Title: The Night Parade of One Hundred Demons
Author: Matthew Meyer
Publication Year: 2012
Publisher: Amazon CreateSpace
The Night Parade of One Hundred Demons, which began its life as a Kickstarter project, collects roughly four dozen entries on various yōkai, which are accompanied by lavish full-color illustrations. Both the pictures and the text are by Matthew Meyer, an artist heavily influenced by Japanese prints. Meyer has lived in a rural town in Fukui prefecture since 2007, and, as he explains on his Kickstarter page, he has been collecting and translating local folklore for years. There are a number of other books on yōkai available for digital download (such as Matt Alt and Hiroko Yoda’s fantastic Yokai Attack!), but what The Night Parade does especially well is to add regional color and variety to Japanese legends of supernatural creatures that may already be familiar to many Japanophiles.
Compiled in such a way as to resemble an illustrated bestiary, The Night Parade is divided into several sections, which include “In the Wilds,” “Out on the Town,” and “In the House.” The book includes entries on yōkai that appear frequently in popular media, such as the kappa, the kirin, the kitsune, the tanuki, and the yuki onna, as well as many lesser-known creatures, such as the bake kujira (an enormous ghostly whale), the jorōgumo (a man-eating spider), and the nuppepō (a flabby, stinky lump of flesh that lives in temple graveyards), and the nopperabō (who looks and acts like an ordinary person but has no face). Each entry contains information on the diet and appearance of these yōkai, their behavior, their interactions with human beings, and the various forms they may take, as well variations on and translations of their names.

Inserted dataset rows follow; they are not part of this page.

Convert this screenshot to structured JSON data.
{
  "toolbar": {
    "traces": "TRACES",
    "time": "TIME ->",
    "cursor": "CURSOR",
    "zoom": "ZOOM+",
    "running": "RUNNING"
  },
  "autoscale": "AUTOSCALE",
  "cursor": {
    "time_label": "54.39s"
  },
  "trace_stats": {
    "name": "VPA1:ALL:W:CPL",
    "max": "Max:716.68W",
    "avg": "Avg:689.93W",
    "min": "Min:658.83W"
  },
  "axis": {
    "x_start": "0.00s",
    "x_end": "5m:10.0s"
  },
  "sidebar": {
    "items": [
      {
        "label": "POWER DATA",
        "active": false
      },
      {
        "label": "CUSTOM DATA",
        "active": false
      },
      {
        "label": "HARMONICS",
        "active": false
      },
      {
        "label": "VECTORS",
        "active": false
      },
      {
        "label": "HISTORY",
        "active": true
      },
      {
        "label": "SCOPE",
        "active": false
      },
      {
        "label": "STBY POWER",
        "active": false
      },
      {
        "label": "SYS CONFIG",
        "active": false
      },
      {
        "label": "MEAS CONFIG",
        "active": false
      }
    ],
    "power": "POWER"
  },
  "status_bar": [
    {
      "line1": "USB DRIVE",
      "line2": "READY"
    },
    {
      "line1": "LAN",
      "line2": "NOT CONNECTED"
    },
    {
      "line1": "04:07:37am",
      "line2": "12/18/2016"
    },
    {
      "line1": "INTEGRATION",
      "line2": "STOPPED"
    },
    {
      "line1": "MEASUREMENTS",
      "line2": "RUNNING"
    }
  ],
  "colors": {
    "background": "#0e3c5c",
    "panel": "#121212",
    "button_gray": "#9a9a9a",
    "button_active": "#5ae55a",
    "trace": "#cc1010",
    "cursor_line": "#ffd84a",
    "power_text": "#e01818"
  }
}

Many of the entries are also peppered with interesting information about the historical and cultural contexts of these creatures. For example, the entry on the takanyūnō, or “tall priest,” contains a special section on why suffixes relating to Buddhism and Buddhist priests are so common in the names of yōkai. (Apparently, it’s not so much a connection to religion as it is a certain wariness regarding traveling priests, or at least strangers dressed as traveling priests.) The entry on the kerakera onna, a gigantic “cackling woman” who haunts the alleyways of red light districts and hounds men into their graves with her incessant laughter, alludes to the tendency in Japanese folklore to grant great power to long-lived things, whether they be cats (which become neko mata) or eating utensils (which become tsukumogami), and surmises that prostitutes who managed to live into middle age may well have become yōkai, an interesting conjecture that leaves the mind to wonder about what such a bit of folklore might correspond to in a less numinous context.
Meyer has published his work through Amazon’s CreateSpace program, which offers both print and digital versions of the collection. I can’t offer an opinion of the physical copy of The Night Parade, but the digital edition is beautifully formatted, and its images are of extremely high quality. Although the book is relatively kid-friendly, it includes frank (although far from explicit) references to prostitution and human sexuality. Most of the images are stylized as colorful and cute or understated and eerie, but a few (such as the illustration of the ubume, a spirit of a woman who has died during childbirth) may be too intense for younger readers. My honorary nieces and nephews have been delighted by pictures like the illustration of the onryō, a vengeful ghost who is depicted as a pale shrieking woman bleeding from her eyes, but discretion might be advised for more sensitive children.
Meyer has recently launched a successful Kickstarter project for a second collection, titled The Hour of Meeting Evil Spirits, so expect another excellent illustrated bestiary from him soon!